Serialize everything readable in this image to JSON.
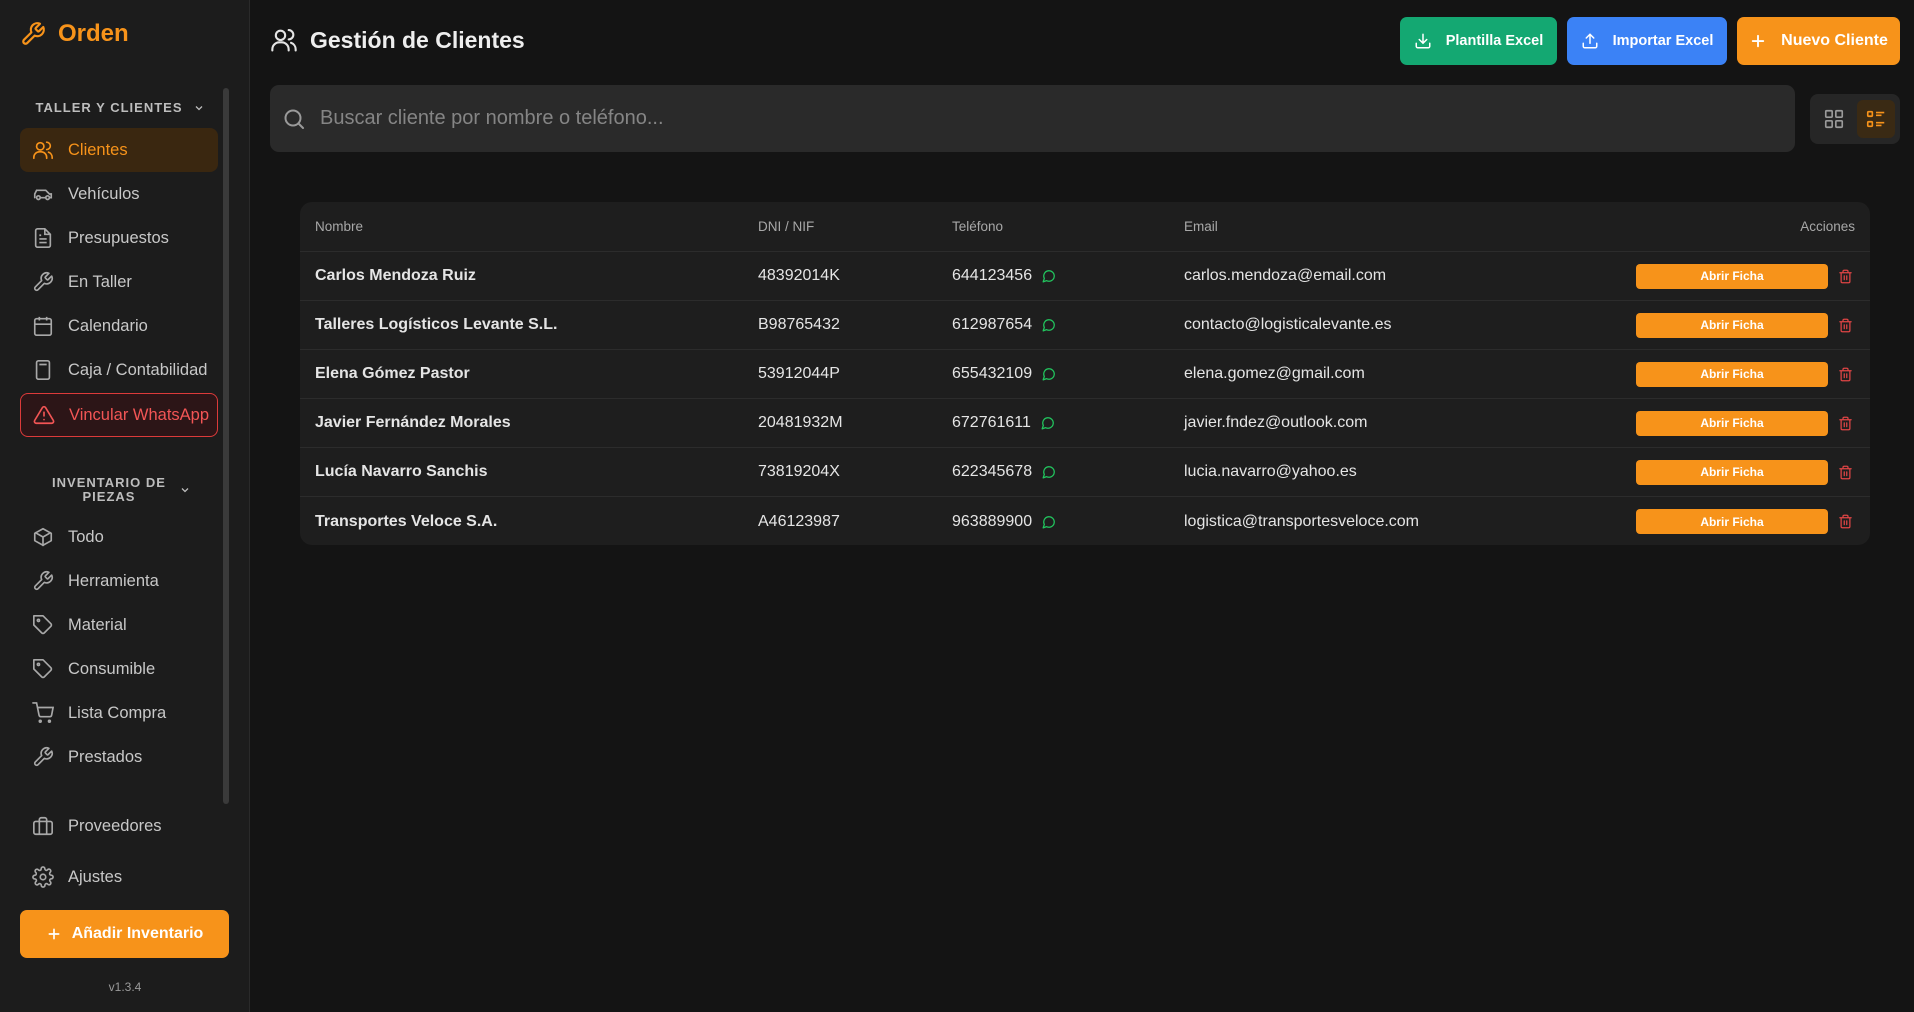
{
  "app": {
    "name": "Orden"
  },
  "sidebar": {
    "section1": "TALLER Y CLIENTES",
    "items1": [
      {
        "label": "Clientes",
        "icon": "users-icon",
        "active": true
      },
      {
        "label": "Vehículos",
        "icon": "car-icon"
      },
      {
        "label": "Presupuestos",
        "icon": "document-icon"
      },
      {
        "label": "En Taller",
        "icon": "wrench-icon"
      },
      {
        "label": "Calendario",
        "icon": "calendar-icon"
      },
      {
        "label": "Caja / Contabilidad",
        "icon": "calculator-icon"
      },
      {
        "label": "Vincular WhatsApp",
        "icon": "warning-icon",
        "alert": true
      }
    ],
    "section2": "INVENTARIO DE PIEZAS",
    "items2": [
      {
        "label": "Todo",
        "icon": "box-icon"
      },
      {
        "label": "Herramienta",
        "icon": "wrench-icon"
      },
      {
        "label": "Material",
        "icon": "tag-icon"
      },
      {
        "label": "Consumible",
        "icon": "tag-icon"
      },
      {
        "label": "Lista Compra",
        "icon": "cart-icon"
      },
      {
        "label": "Prestados",
        "icon": "wrench-icon"
      }
    ],
    "bottom": [
      {
        "label": "Proveedores",
        "icon": "briefcase-icon"
      },
      {
        "label": "Ajustes",
        "icon": "gear-icon"
      }
    ],
    "add_button": "Añadir Inventario",
    "version": "v1.3.4"
  },
  "header": {
    "title": "Gestión de Clientes",
    "btn_template": "Plantilla Excel",
    "btn_import": "Importar Excel",
    "btn_new": "Nuevo Cliente"
  },
  "search": {
    "placeholder": "Buscar cliente por nombre o teléfono..."
  },
  "table": {
    "columns": [
      "Nombre",
      "DNI / NIF",
      "Teléfono",
      "Email",
      "Acciones"
    ],
    "open_label": "Abrir Ficha",
    "rows": [
      {
        "name": "Carlos Mendoza Ruiz",
        "dni": "48392014K",
        "phone": "644123456",
        "email": "carlos.mendoza@email.com"
      },
      {
        "name": "Talleres Logísticos Levante S.L.",
        "dni": "B98765432",
        "phone": "612987654",
        "email": "contacto@logisticalevante.es"
      },
      {
        "name": "Elena Gómez Pastor",
        "dni": "53912044P",
        "phone": "655432109",
        "email": "elena.gomez@gmail.com"
      },
      {
        "name": "Javier Fernández Morales",
        "dni": "20481932M",
        "phone": "672761611",
        "email": "javier.fndez@outlook.com"
      },
      {
        "name": "Lucía Navarro Sanchis",
        "dni": "73819204X",
        "phone": "622345678",
        "email": "lucia.navarro@yahoo.es"
      },
      {
        "name": "Transportes Veloce S.A.",
        "dni": "A46123987",
        "phone": "963889900",
        "email": "logistica@transportesveloce.com"
      }
    ]
  },
  "colors": {
    "accent": "#f7931a",
    "green": "#14a872",
    "blue": "#3b82f6",
    "danger": "#e04545",
    "whatsapp": "#22c55e"
  }
}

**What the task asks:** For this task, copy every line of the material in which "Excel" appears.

**Problem solution:**
    "btn_template": "Plantilla Excel",
    "btn_import": "Importar Excel",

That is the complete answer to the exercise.